### Required work
Among the entries below, please show each line that carries the word "text".

### Provided records
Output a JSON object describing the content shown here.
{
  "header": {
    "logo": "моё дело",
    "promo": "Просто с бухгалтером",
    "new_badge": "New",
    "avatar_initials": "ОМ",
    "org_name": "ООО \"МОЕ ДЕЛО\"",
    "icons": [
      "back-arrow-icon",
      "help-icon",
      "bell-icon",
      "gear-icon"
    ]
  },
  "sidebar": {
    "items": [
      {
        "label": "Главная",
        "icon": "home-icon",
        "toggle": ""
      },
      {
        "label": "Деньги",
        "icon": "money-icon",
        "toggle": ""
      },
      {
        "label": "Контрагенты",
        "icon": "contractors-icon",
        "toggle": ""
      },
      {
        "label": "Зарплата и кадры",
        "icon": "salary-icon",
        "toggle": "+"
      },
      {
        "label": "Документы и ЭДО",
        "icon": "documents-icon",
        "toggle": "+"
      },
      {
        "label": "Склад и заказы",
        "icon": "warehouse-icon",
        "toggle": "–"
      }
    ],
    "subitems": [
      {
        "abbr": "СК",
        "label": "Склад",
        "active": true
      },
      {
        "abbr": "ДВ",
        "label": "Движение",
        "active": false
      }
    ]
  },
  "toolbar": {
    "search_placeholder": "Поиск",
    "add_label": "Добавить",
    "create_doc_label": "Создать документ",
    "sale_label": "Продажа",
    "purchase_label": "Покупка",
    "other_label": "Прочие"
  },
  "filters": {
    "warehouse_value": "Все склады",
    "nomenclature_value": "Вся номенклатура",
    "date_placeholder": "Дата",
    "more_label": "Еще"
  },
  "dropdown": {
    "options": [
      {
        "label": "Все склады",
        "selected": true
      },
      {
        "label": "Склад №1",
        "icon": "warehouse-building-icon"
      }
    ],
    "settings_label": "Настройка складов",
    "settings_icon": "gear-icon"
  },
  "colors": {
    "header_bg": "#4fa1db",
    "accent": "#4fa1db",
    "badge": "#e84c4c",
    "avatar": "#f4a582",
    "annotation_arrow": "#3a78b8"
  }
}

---

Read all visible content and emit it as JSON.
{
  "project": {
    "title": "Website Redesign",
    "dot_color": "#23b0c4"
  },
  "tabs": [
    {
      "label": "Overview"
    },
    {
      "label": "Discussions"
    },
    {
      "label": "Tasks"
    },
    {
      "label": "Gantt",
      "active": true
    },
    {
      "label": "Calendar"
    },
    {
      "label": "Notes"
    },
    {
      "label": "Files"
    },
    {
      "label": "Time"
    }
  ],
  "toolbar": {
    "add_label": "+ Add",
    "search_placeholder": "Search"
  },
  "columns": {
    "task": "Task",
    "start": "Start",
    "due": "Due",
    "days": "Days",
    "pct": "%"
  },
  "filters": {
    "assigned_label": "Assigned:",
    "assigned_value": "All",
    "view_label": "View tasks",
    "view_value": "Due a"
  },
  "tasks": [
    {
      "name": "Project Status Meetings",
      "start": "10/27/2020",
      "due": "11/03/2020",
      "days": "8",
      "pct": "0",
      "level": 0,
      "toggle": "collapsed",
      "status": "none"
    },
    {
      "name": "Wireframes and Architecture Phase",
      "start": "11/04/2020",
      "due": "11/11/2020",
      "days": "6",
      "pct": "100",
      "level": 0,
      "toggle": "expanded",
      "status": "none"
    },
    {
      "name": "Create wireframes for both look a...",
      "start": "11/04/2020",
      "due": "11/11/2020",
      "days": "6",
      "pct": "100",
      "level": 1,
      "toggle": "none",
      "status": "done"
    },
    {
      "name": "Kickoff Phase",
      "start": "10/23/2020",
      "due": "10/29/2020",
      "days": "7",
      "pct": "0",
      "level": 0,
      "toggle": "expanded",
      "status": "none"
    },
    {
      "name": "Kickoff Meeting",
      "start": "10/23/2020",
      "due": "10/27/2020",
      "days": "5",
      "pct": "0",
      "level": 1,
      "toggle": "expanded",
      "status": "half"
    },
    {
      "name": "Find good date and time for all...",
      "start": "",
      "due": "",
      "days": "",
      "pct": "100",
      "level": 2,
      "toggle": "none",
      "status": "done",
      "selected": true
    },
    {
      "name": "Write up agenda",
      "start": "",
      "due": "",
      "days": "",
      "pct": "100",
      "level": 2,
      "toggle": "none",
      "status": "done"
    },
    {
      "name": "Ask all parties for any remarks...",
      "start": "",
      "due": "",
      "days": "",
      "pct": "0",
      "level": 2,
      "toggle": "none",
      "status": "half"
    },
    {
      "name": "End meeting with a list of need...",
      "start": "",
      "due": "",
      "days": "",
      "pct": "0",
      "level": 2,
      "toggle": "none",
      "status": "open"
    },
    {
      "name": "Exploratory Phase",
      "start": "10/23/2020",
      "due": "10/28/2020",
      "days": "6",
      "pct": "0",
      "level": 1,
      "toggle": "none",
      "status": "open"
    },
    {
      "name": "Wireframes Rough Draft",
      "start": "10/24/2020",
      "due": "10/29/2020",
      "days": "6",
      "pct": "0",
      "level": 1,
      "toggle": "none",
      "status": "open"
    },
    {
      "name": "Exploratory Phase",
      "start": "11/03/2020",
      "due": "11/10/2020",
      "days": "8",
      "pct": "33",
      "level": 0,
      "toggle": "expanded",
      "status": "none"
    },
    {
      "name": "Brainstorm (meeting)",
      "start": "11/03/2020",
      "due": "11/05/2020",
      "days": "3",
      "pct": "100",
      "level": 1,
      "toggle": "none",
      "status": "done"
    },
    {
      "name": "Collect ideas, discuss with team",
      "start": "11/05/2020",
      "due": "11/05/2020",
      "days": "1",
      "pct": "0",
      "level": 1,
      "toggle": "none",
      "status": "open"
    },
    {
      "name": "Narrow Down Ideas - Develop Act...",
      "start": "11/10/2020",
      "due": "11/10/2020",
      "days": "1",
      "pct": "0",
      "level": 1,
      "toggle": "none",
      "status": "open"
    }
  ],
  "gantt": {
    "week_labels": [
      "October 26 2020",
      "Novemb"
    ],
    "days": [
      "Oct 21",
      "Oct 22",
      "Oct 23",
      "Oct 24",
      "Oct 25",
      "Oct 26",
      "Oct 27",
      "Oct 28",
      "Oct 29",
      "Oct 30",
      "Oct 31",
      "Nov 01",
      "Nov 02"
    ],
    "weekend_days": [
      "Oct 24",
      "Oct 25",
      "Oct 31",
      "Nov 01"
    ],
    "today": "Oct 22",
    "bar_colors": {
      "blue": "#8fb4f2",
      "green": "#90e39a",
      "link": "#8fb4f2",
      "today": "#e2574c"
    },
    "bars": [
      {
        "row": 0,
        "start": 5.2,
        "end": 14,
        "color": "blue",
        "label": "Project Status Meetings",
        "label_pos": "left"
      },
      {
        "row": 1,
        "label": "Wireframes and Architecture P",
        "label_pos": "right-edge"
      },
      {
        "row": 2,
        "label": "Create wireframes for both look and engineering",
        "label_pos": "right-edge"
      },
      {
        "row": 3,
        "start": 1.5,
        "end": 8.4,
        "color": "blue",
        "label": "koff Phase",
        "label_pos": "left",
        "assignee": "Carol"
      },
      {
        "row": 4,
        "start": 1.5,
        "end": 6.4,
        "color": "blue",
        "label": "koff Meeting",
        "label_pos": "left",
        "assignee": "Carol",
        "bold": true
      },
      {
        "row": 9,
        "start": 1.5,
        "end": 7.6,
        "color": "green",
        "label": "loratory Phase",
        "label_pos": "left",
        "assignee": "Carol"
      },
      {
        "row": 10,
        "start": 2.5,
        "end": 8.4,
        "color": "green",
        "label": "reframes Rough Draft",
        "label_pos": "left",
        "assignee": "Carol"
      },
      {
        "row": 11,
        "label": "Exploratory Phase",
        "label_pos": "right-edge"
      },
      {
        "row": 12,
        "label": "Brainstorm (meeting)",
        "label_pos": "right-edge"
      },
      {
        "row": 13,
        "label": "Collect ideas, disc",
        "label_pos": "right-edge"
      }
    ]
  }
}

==

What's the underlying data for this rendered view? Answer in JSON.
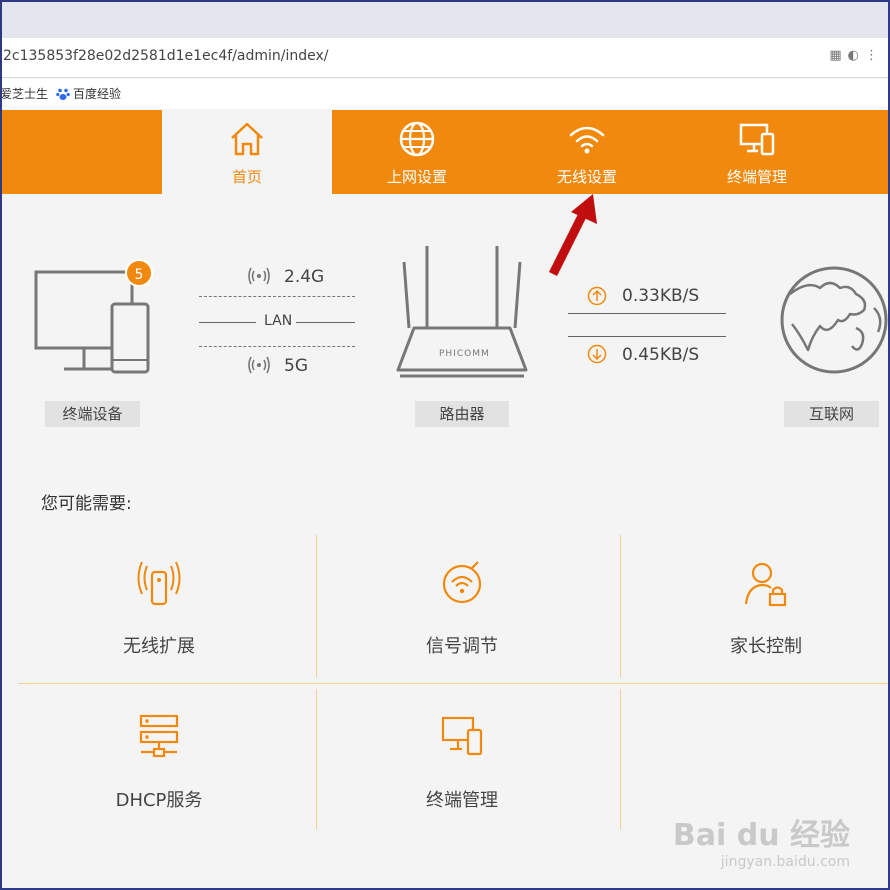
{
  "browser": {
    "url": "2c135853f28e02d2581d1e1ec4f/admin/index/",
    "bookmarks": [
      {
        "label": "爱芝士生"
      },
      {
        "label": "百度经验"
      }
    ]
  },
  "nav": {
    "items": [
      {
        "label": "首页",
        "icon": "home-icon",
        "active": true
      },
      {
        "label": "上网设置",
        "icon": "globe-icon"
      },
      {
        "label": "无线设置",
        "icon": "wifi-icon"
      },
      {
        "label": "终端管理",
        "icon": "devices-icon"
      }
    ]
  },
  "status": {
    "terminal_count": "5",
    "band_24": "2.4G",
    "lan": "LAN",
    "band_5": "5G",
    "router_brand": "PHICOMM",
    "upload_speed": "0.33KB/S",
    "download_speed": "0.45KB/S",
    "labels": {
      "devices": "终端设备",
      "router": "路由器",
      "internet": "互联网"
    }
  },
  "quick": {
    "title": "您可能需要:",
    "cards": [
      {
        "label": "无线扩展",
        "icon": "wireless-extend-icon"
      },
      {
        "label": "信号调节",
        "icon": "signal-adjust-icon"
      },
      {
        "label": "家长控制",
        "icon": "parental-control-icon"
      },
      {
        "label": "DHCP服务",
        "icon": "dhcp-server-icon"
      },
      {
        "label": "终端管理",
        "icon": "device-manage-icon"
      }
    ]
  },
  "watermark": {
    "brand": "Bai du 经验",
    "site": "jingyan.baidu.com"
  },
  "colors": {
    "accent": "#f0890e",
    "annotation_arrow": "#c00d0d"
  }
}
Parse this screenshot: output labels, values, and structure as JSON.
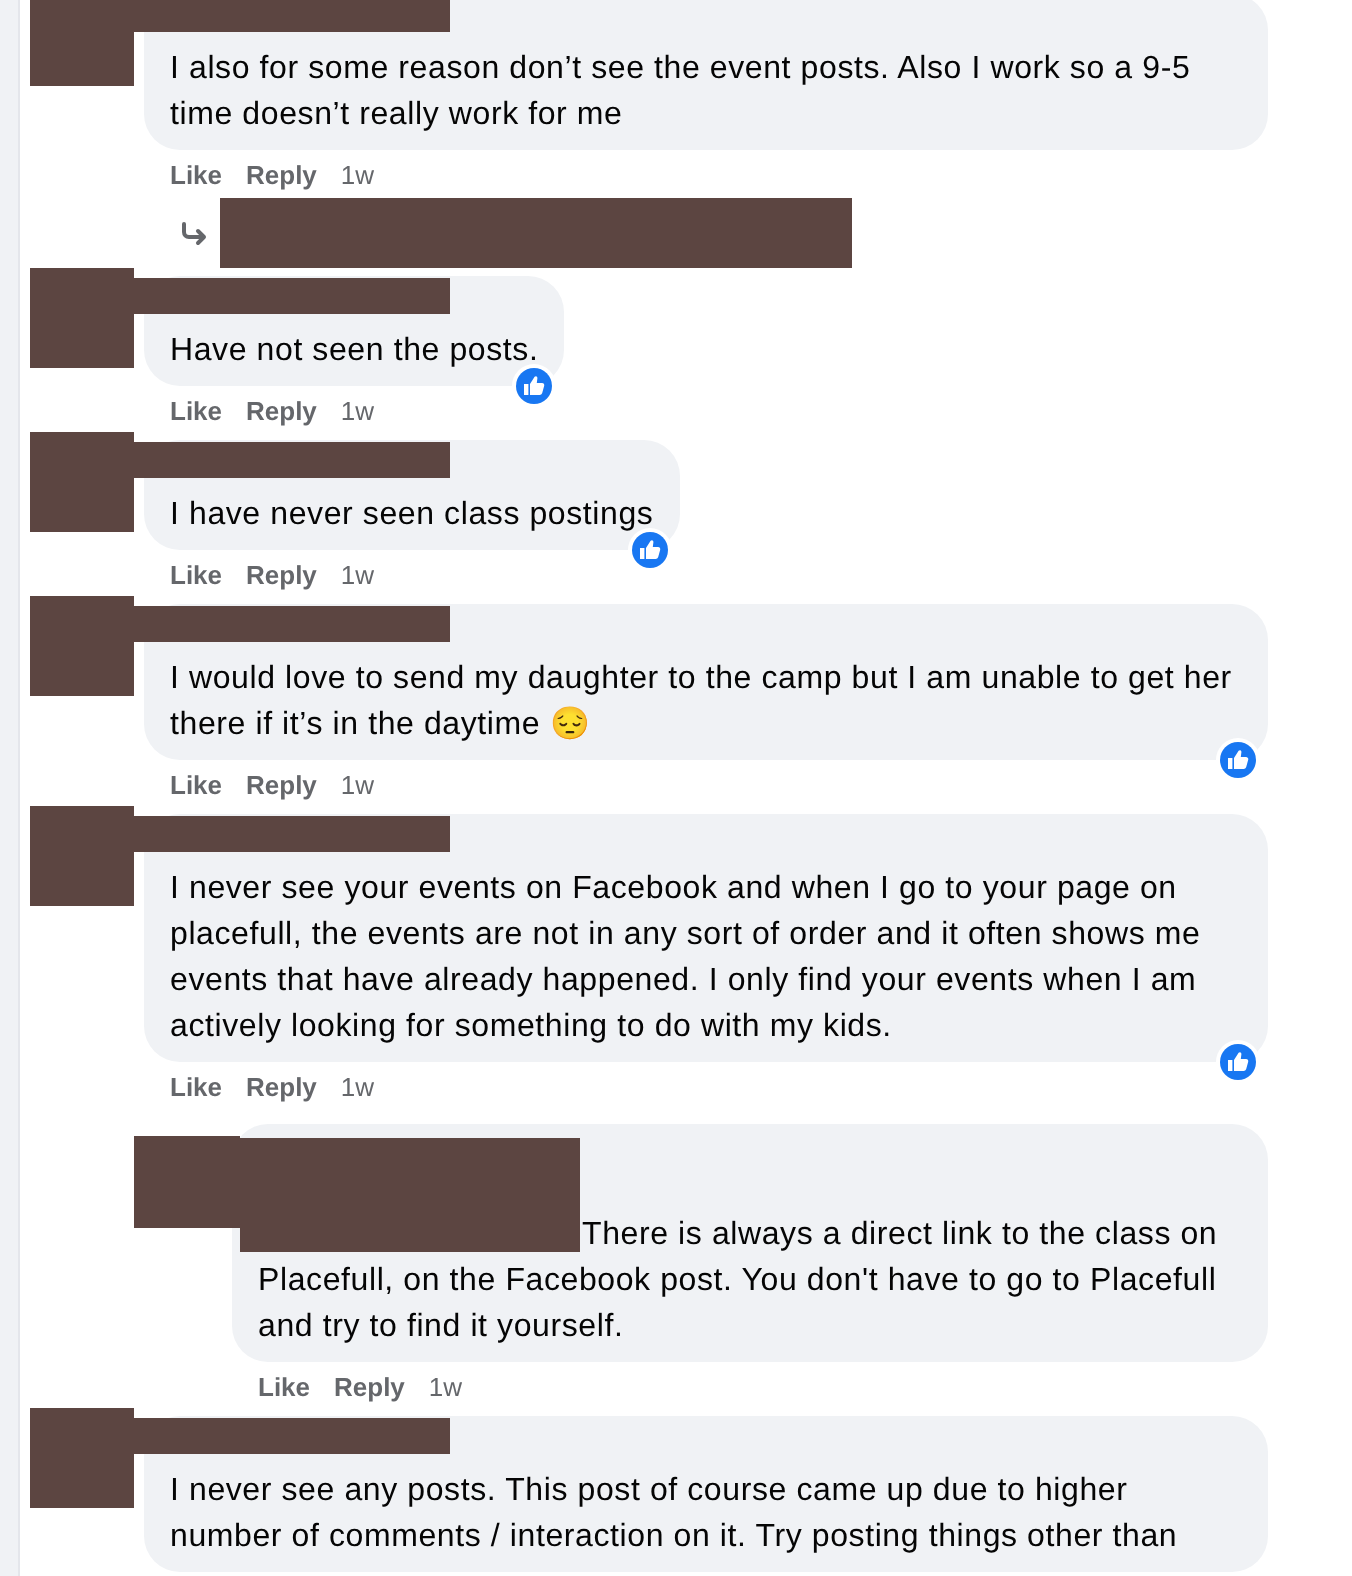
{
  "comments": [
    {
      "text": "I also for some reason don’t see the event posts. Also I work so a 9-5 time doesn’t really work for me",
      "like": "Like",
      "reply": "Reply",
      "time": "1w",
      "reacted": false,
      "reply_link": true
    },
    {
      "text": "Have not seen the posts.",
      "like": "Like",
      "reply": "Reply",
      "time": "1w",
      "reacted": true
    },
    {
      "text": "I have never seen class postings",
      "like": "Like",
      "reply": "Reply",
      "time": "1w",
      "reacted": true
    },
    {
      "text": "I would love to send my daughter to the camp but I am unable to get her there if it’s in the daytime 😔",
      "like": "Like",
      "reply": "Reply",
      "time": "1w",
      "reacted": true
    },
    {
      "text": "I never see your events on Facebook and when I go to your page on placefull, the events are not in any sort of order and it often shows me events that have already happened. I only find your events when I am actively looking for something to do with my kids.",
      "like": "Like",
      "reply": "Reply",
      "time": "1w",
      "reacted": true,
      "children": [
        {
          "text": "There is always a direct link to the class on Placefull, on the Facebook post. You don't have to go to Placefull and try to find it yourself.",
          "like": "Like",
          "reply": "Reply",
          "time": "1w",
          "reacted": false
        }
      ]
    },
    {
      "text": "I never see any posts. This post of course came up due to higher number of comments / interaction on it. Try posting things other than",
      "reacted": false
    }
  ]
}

### Exercise output
      "text": "I also for some reason don’t see the event posts. Also I work so a 9-5 time doesn’t really work for me",
      "text": "Have not seen the posts.",
      "text": "I have never seen class postings",
      "text": "I would love to send my daughter to the camp but I am unable to get her there if it’s in the daytime 😔",
      "text": "I never see your events on Facebook and when I go to your page on placefull, the events are not in any sort of order and it often shows me events that have already happened. I only find your events when I am actively looking for something to do with my kids.",
          "text": "There is always a direct link to the class on Placefull, on the Facebook post. You don't have to go to Placefull and try to find it yourself.",
      "text": "I never see any posts. This post of course came up due to higher number of comments / interaction on it. Try posting things other than",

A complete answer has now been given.